Four computational steps are required for the Dual-RGB approach: flat fielding, image registration, colorimetric processing, and spectral processing. Flat fielding includes spatial low-pass filtering, effectively removing noise artifacts from the sensor and smoothing any texture or dirt of the diffuse white board. The image registration is calculated at the sub-pixel level. The archived image is a nine-channel ProPhotoRGB Tiff file. The first three channels are ProPhotoRGB encoded data. Channels 4-6 are image data from filter 1 and channels 7-9 are image data from filter 2. Channel 4-9 data have been flat fielded, registered, rescaled and encoded nonlinearly using the sRGB standard, and quantized to 16 bits.

The colorimetric and spectral processing achieves high color accuracy, reasonable spectral accuracy, and minimal noise propagation . The average DeltaE2000 for a color chart is less than 1 versus a range of 1.3 to 5.8 using the standard capture for a range of medium format digital camera backs. Perhaps more importantly the maximum error of the Dual-RGB system is 8.3 versus a range of 15 to 32 with the standard capture.

i R. S. Berns and S. Smith, “Analysis of color management default camera profiles for museum imaging applications,” IS&T Archiving 2012, 111-115 (2012).


Roy S. Berns

Richard S. Hunter Professor in Color Science, Appearance, and Technology and Director of the Munsell Color Science Laboratory, Center for Imaging Science, Rochester Institute of Technology
Prior to earning his Ph.D. from the University of Arizona in 2006, R.G. Erdmann started a science and engineering software company and worked extensively on multiscale materials modeling at Sandia National Laboratories in both Albuquerque, NM and Livermore, CA. He subsequently joined the faculty at the University of Arizona as a joint hire between the Department of Materials Science and Engineering and the Program in Applied Mathematics. His... Read More →

Jim Coddington

Chief Conservator, Museum of Modern Art
Jim Coddington is the Agnes Gund Chief Conservator at the Museum of Modern Art, New York. He has a B.A. from Reed College and an M.S. from the University of Delaware/Winterthur Museum Conservation Program.

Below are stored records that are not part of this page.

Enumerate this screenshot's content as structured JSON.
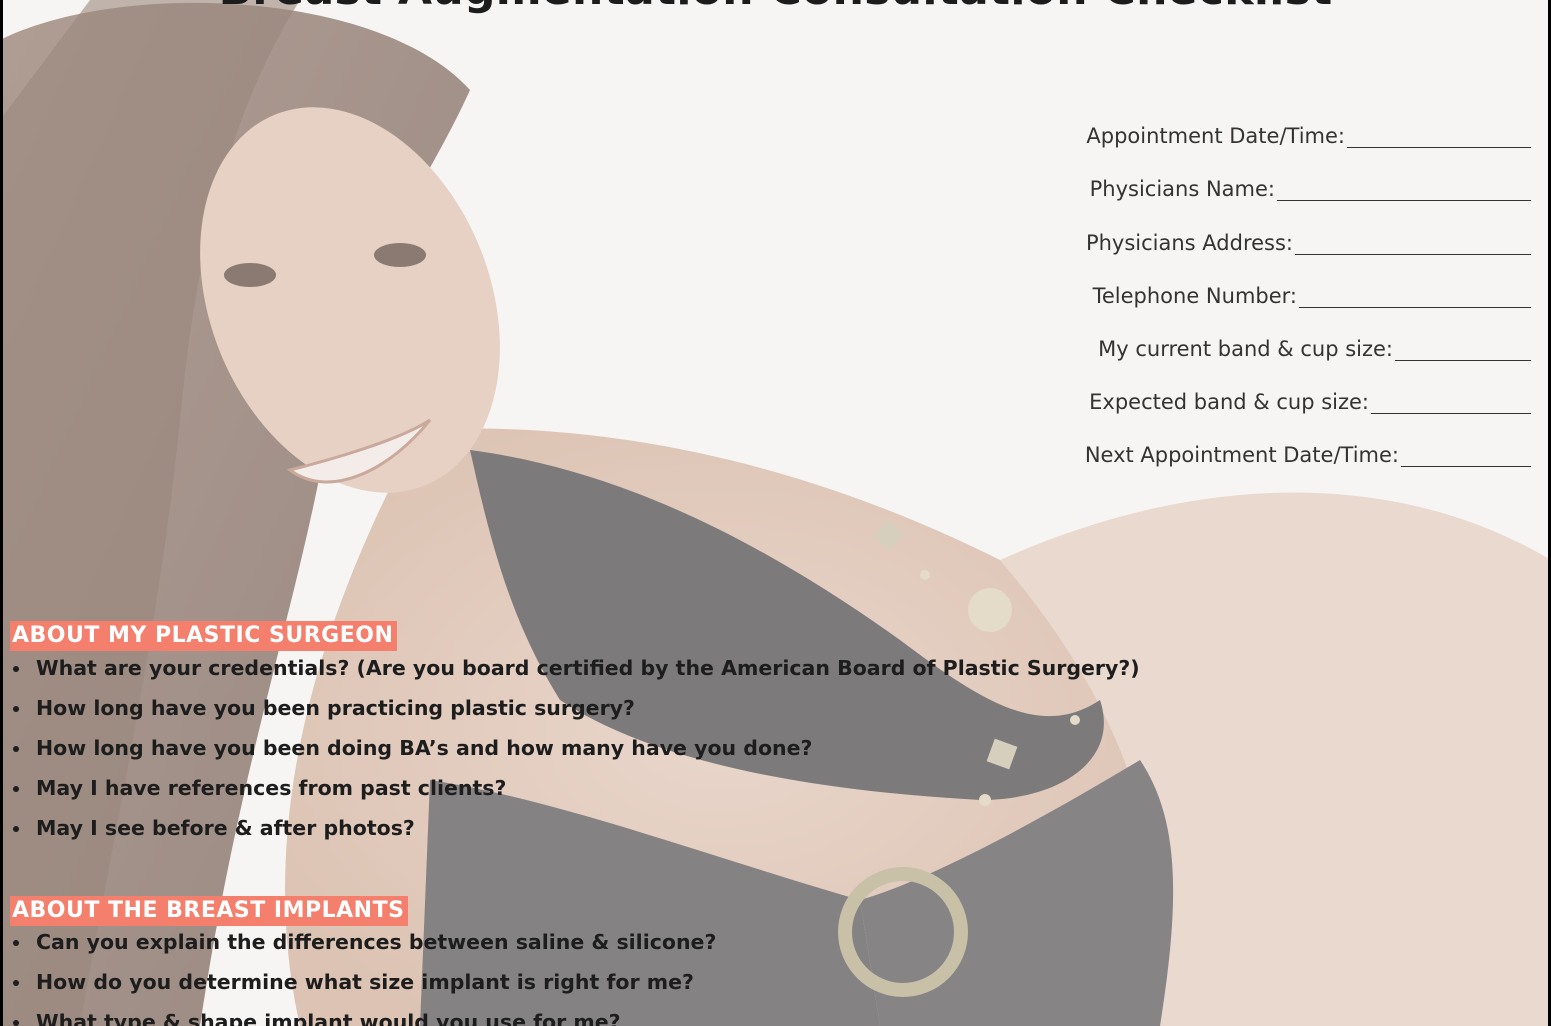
{
  "title": "Breast Augmentation Consultation Checklist",
  "form_fields": [
    {
      "label": "Appointment Date/Time:"
    },
    {
      "label": "Physicians Name:"
    },
    {
      "label": "Physicians Address:"
    },
    {
      "label": "Telephone Number: "
    },
    {
      "label": "My current band & cup size: "
    },
    {
      "label": "Expected band & cup size: "
    },
    {
      "label": "Next Appointment Date/Time:"
    }
  ],
  "sections": [
    {
      "heading": "ABOUT MY PLASTIC SURGEON",
      "questions": [
        "What are your credentials? (Are you board certified by the American Board of Plastic Surgery?)",
        "How long have you been practicing plastic surgery?",
        "How long have you been doing BA’s and how many have you done?",
        "May I have references from past clients?",
        "May I see before & after photos?"
      ]
    },
    {
      "heading": "ABOUT THE BREAST IMPLANTS",
      "questions": [
        "Can you explain the differences between saline & silicone?",
        "How do you determine what size implant is right for me?",
        "What type & shape implant would you use for me?"
      ]
    }
  ],
  "colors": {
    "section_heading_bg": "#f47f6d",
    "text": "#1d1d1d",
    "frame": "#000000"
  }
}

Friday May 31, 2013 8:30am - 9:00am
JW Marriott White River Ballroom F 10 S West St Indianapolis, IN 46204

Attendees (30)